Because interactions between food and body cannot be isolated from material and discursive environments, my work exploring these interactions connects to issues of class, race, and gender; the environment; globalization; science, policy, and politics; food traditions and cultures; and more.
Sometimes I study food and health through lenses from the biological sciences, the social sciences, and humanities, as I seek to understand how the ways we think about how we eat and the ways we eat are inextricably bound to our embodied experiences.
Sometimes it is the other way around, and I study knowledge production practices, processes of legitimization and authorization, science-policy interactions, and media technologies using examples from nutrition science, dietary orientations and the communities that form around them, and historical and archival deep-dives into public health food and nutrition policy.

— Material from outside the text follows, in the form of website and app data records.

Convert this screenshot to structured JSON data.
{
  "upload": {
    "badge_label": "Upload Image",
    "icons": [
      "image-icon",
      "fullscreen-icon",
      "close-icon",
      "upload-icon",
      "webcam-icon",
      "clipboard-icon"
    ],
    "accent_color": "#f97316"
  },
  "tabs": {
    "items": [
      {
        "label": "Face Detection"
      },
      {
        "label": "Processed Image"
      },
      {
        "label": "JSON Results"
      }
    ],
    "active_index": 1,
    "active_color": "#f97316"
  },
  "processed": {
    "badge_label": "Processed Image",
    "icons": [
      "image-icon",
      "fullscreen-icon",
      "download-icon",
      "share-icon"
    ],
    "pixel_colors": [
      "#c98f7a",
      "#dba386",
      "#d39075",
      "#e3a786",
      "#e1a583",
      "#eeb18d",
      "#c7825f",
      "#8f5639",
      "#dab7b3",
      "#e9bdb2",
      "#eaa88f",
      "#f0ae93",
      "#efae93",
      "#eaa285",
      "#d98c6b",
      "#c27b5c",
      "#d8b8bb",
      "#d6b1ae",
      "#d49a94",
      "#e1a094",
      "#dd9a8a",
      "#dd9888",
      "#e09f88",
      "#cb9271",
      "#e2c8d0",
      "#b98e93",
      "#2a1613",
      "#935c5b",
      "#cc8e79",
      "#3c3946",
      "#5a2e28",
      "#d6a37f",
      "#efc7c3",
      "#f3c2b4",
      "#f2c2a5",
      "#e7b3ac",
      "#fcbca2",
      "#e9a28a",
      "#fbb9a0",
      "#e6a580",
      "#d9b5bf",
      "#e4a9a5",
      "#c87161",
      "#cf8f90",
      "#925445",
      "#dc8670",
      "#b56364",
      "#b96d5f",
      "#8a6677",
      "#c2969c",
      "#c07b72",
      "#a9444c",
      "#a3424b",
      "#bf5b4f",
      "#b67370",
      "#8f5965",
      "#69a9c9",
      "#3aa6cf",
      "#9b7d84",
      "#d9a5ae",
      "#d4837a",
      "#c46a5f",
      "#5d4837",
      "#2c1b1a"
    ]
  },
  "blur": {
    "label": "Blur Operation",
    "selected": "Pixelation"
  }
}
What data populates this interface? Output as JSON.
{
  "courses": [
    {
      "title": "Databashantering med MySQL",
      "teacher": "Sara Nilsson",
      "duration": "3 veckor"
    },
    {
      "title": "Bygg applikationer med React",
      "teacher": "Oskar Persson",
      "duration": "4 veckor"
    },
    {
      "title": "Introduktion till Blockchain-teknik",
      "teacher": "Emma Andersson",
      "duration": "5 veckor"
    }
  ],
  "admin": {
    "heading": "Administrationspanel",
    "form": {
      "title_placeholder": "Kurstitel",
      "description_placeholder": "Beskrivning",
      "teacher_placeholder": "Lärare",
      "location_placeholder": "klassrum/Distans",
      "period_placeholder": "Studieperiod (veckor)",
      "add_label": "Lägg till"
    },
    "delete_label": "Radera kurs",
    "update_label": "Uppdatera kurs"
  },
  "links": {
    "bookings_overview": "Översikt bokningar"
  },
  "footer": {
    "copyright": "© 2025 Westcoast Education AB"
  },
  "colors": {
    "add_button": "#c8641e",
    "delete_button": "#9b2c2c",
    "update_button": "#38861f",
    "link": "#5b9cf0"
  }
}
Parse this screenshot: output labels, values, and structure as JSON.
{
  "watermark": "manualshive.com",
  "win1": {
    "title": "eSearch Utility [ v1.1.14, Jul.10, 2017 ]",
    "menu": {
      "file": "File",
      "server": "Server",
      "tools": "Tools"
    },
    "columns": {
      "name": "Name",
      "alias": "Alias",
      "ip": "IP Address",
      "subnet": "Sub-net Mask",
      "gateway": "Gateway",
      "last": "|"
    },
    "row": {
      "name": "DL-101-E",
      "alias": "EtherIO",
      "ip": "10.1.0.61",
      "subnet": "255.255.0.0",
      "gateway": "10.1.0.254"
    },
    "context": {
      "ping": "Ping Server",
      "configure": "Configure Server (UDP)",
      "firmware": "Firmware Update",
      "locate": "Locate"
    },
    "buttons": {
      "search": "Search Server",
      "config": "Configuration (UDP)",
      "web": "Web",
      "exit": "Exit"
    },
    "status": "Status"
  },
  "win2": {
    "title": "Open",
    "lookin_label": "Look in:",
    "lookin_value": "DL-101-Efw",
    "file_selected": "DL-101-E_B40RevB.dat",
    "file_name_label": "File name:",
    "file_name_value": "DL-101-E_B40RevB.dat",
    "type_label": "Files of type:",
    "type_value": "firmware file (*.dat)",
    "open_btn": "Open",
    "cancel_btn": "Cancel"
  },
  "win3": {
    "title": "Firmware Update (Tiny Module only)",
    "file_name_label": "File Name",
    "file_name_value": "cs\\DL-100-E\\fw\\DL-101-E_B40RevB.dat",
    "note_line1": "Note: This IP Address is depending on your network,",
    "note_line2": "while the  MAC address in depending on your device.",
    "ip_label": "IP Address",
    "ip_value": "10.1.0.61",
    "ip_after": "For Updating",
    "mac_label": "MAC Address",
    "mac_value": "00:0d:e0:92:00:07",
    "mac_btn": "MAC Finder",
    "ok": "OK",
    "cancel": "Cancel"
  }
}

In both cases, I find the intersections between food, health, science, and policy to be rich territory for pursing a question that I think matters to all us: How (and why) do we know what we think we know about food and health?
My academic work can be categorized, when necessary, by the following areas of research:
Critical health studies
Rhetorical and cultural studies of science, health, and medicine
Science and technology studies
Feminist science studies and new materialisms
The science-policy-publics interface
Science-based policy controversy
Food politics and policy
Food justice, advocacy, and reform movements
My ambition is to use this eclectic collection of interests and theoretical frameworks to pursue an engaged scholarly agenda centered around developing more inclusive, critical, and reflexive models for producing and deploying food-health knowledges, maybe starting with these questions:
How do science, policy, and publics interact? While there is a considerable amount of scholarship focused on how science affects policy, there is much less attention paid to how policy might affect science and what implications this has for individuals on the receiving end of policy-based programs and practices. Are there ways to build science-based policy--from clinical guidelines to federal public health programs--that reflect the tentative and refutable nature of science?
How might humanities and social science scholars help public health professionals, policymakers, and healthcare providers re-think “the imperative of health”? Is there a way to wriggle out of the current market-oriented framework of individual responsibility and move towards structural changes that protect our most vulnerable citizens (a primary goal of public health), without discounting agency and reducing those individuals to essentialized characteristics? Importantly, how do knowledge claims from science fit into this picture?